One of the biggest bands out of Nunavut, The Jerry Cans, will be hitting the stage at Zaphod’s on Friday.
This beloved Iqaluit-based band features a mix of genres that they describe as “Inuktitut country swing, throat singing, reggae and blues”. It might sound a bit random, but it fits in perfectly with the diverse tastes of Nunavummiut (the residents of Nunavut), where musical entertainment at community feasts often feature square dancers and fiddlers which seamlessly transition into traditional throat singing and then a few rock covers.
It’s no surprise then that the Jerry Cans are adored in the north. “Everybody loves a dance party here,” guitarist Andrew Morrison explains to me over the phone. “People are very happy to hear young people singing in Inuktitut. When we play in Rankin Inlet, they yell at us all the time ‘Play your song louder!’ It’s fun to travel to the communities. We see a lot of kids singing along to our songs.”

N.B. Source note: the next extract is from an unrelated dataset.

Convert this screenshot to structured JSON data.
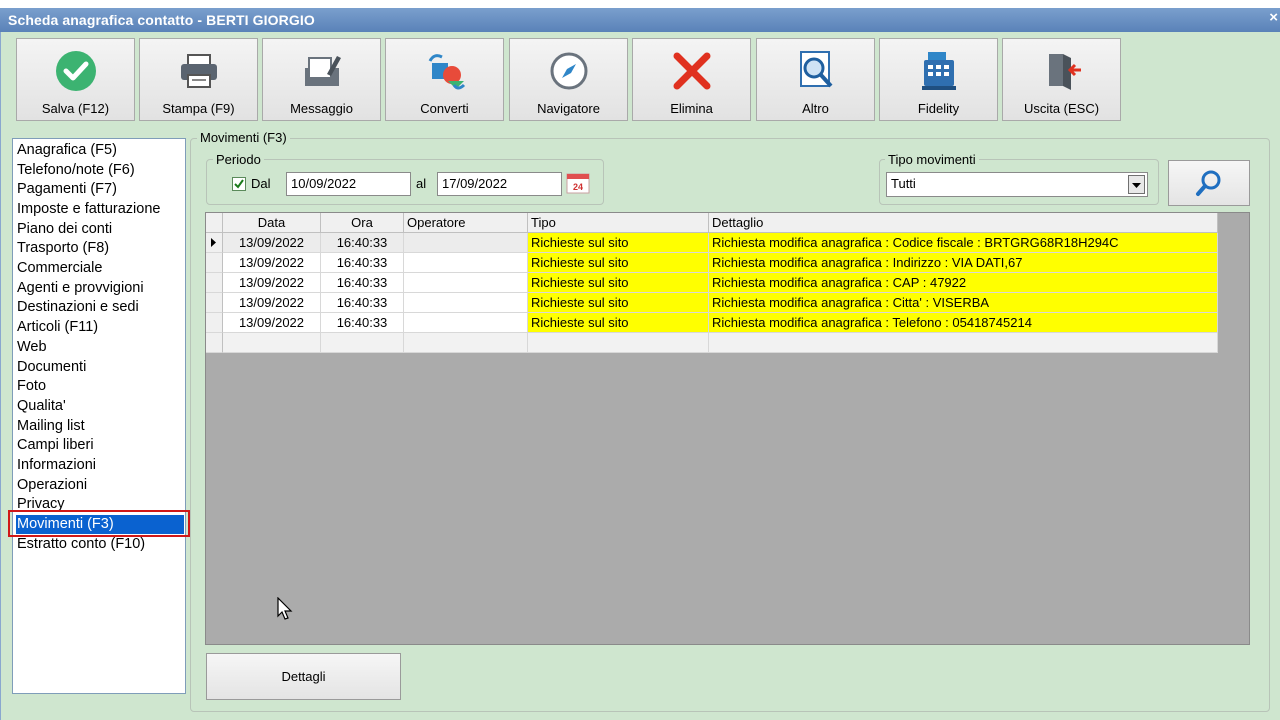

The band with its current lineup has been around for about two years, but guitarist Andew Morrison, bassist Brendan Doherty, and drummer Steve Rigby have been playing together in Morrison’s old garage since they were twelve. All three grew up in Iqaluit. “We used to be in a ridiculous rock and roll cover band, doing covers,” Morrison reminisces. “We had really long hair.” They were later joined by Pangnirtung-raised Nancy Mike (who won Aboriginal Songwriter of the Year last year at the Canadian Folk Music Awards), and the band made a shift towards more originals and songs in Inuktitut.
The Jerry Cans’ music is fun, fast-paced and catchy, but their lyrics are unmistakably political. They sing about hot topic issues that are dear to the hearts of Nunavummiut, such as the seal hunt (“Dear PETA”), the price of groceries at the local grocery store (the doo wop tune “Northmart” with its memorable chorus “The Northmart is ripping us off / Go to Baffin Canners instead”), and the employee work culture of the Government of Nunavut, in “The GN Song”, where they sing about the forty-five minute coffee breaks and one and a half hour lunches there.
The Jerry Cans aim to challenge the rest of Canada’s understanding of the north. “The media often portrays the north as a negative place, with alcohol abuse, suicides, crime rates, loss of culture, and how we really need to help them. But our songs are also happy, celebrations of the north. Come celebrate with us.”
With songs like “Dear PETA” (“Dear PETA, you know we can’t stand ya”), and catch phrases like “Ol’ fashion seal clubbin’ music”, I asked Morrison if they ever get hate mail from animal activists. Surprisingly, the band does not. “People are very nice,” Morrison explains. “They say they might not totally agree with us, but they are grateful to hear the other side of the story. I honestly believe with these issues, there’s an imbalance in people’s understanding. Once we have conversations with people and explain how much hunting seals and polar bears is a part of life in the North, people are very understanding once they get access to that information.” Morrison’s own father was a full-time hunter who provided healthy meals every day.
The Jerry Cans have played previous shows in the South (which is what we call the rest of Canada below the treeline), including Ottawa. “We’re often a bit nervous about playing in the South but we’ve always been pleasantly surprised. It’s like meeting a new friend. For the first few songs, people are trying to figure out what it going on, while Nancy is throat singing and we’re singing in Inuktitut. But by the end of the song, they’re ready to dance and sing along the new Inuktitut words they’ve learned.”
The Jerry Cans shows in Ottawa also serve as a sort of reunion for Nunavut “ex-pats”. Ottawa has one of the largest population of Inuit people outside of Nunavut. “The music almost becomes secondary because it becomes a reunion,” Morrison explains. “It’s a chance for folks to catch up with family members and catch up with the gossip.”
This Friday’s show at Zaphod’s offers a special incentive for people to come out. The airline First Air, who is sponsoring the show, will be providing 2 tickets for a lucky show-goer to fly from Ottawa to Iqaluit. These flights are normally pretty pricey, so it will provide a unique chance to visit Iqaluit, have tea with the Jerry Cans, and maybe even go out on the ice to shoot ptarmigan. “And then eat the ptarmigan with us,” Morrison adds slyly.
You can view their music video for Mamaqtuq below:
Celebrate the north with The Jerry Cans at Zaphod Beeblebrox (27 York Street), with opening act Saali on Friday February 28 at 8PM. Advance tickets are $10 available online or by phone 1-888-222-6608.